** SOURCE DATA follows **
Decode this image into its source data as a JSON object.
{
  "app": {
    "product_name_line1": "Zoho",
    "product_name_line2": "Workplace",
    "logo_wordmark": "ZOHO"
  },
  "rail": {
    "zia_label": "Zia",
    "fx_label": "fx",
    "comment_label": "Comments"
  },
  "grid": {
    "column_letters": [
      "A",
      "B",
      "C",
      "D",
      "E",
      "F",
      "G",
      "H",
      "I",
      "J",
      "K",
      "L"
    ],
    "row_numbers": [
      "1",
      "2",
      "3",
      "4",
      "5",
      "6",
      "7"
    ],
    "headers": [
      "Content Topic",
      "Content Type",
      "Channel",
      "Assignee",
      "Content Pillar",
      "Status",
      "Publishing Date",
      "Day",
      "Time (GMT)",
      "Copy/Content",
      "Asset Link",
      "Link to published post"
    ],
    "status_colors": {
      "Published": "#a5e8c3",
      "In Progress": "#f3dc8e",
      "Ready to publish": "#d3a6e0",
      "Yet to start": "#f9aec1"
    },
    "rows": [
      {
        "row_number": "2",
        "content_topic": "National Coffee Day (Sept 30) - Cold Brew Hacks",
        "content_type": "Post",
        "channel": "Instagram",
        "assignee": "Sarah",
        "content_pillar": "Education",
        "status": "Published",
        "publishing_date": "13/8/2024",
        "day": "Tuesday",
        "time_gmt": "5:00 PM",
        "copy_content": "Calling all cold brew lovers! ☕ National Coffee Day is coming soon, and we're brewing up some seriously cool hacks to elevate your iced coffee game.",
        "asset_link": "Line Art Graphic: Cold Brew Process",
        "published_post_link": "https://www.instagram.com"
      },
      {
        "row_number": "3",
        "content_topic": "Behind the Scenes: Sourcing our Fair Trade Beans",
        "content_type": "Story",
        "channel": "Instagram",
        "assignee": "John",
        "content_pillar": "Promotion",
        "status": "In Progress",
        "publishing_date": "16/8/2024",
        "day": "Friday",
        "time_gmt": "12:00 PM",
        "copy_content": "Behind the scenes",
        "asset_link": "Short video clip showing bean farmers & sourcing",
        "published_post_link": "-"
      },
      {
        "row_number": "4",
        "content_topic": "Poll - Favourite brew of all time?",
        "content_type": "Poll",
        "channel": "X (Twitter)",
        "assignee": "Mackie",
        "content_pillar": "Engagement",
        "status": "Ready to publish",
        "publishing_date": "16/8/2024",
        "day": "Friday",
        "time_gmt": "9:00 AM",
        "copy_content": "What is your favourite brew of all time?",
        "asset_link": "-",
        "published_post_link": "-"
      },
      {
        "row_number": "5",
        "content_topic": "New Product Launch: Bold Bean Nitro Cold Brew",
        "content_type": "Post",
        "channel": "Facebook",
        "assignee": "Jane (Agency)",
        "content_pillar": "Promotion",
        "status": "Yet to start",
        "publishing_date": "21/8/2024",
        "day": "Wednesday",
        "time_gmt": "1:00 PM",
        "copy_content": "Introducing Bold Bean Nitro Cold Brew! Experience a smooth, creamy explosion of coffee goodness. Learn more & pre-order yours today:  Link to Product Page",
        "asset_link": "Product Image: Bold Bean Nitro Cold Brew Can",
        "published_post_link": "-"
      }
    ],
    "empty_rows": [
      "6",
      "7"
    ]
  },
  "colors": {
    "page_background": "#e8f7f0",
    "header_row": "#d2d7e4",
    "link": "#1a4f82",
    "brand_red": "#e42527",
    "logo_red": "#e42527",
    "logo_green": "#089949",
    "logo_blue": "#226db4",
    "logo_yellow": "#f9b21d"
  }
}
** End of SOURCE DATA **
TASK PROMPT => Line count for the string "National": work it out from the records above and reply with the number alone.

EXERCISE SOLUTION => 2